The process can involve color and paint, being outside together, perhaps making a mess. The whole thing moves people away from the clinical, medical side of dying, she says, and into a place where people create something special and personal.
But, she says, you also don’t need to purchase her products — or anyone else’s — to create special burial clothes. “What are the bedsheets you’ve held onto for years, what about the curtains? What are the tactile things that you’ve held onto, and why have you held onto them?” she asks. Favorite garments can be unpinned and resewn if they no longer fit, perhaps used as panels in something larger, as Interlandi has done with several clients. “Use the colorful cotton sheet from your kids’ bed that you used to keep. Everyone has those throw rugs and pillows … [just] try to avoid polyester, nylon, acrylic, from a biodegradable aspect.”
Whatever you do, she says, make it something you love. “This is the last thing that you’re going to have against your body. It is the last thing that your family will see you in and associate you in.”

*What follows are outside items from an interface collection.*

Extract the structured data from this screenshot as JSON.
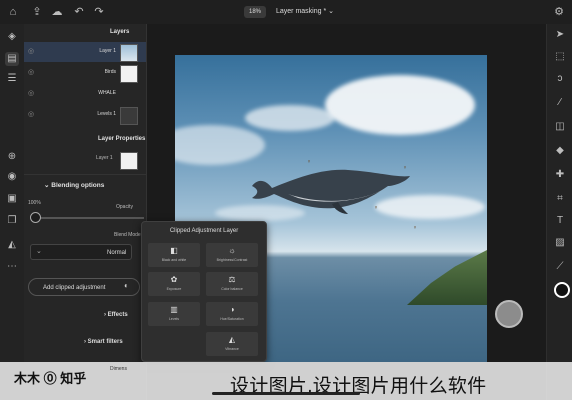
{
  "topbar": {
    "zoom": "18%",
    "title": "Layer masking",
    "title_mark": "*"
  },
  "panel": {
    "layers_title": "Layers",
    "layers": [
      {
        "name": "Layer 1",
        "thumb": "sky",
        "selected": true
      },
      {
        "name": "Birds",
        "thumb": "white",
        "selected": false
      },
      {
        "name": "WHALE",
        "thumb": "whale",
        "selected": false
      },
      {
        "name": "Levels 1",
        "thumb": "levels",
        "selected": false
      }
    ],
    "layer_props_title": "Layer Properties",
    "layer_props_name": "Layer 1",
    "blending_title": "Blending options",
    "opacity_value": "100%",
    "opacity_label": "Opacity",
    "blend_mode_label": "Blend Mode",
    "blend_mode_value": "Normal",
    "add_clipped_label": "Add clipped adjustment",
    "effects_label": "Effects",
    "smart_filters_label": "Smart filters",
    "dimensions_label": "Dimens"
  },
  "popup": {
    "title": "Clipped Adjustment Layer",
    "tiles": [
      {
        "label": "Black and white",
        "icon": "half-square-icon"
      },
      {
        "label": "Brightness/Contrast",
        "icon": "sun-icon"
      },
      {
        "label": "Exposure",
        "icon": "aperture-icon"
      },
      {
        "label": "Color balance",
        "icon": "scale-icon"
      },
      {
        "label": "Levels",
        "icon": "levels-icon"
      },
      {
        "label": "Hue/Saturation",
        "icon": "hue-icon"
      },
      {
        "label": "Vibrance",
        "icon": "vibrance-icon"
      }
    ]
  },
  "watermark": {
    "left": "木木 ⓪ 知乎",
    "right": "设计图片,设计图片用什么软件"
  }
}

In an odd way, the creation — and even the wearing — of a death garment can be something to look forward to. The final outfit is “more special than your wedding frock,” she says, “because it’s the one that everyone’s going to have.”
Bess Lovejoy writes the ‘Future of Death’ column for Considerable. She is the author of Rest in Pieces: The Curious Fates of Famous Corpses. She has written about death and unusual history for The New York Times, Lapham’s Quarterly, Smithsonian.com, Mental Floss, Atlas Obscura, and elsewhere.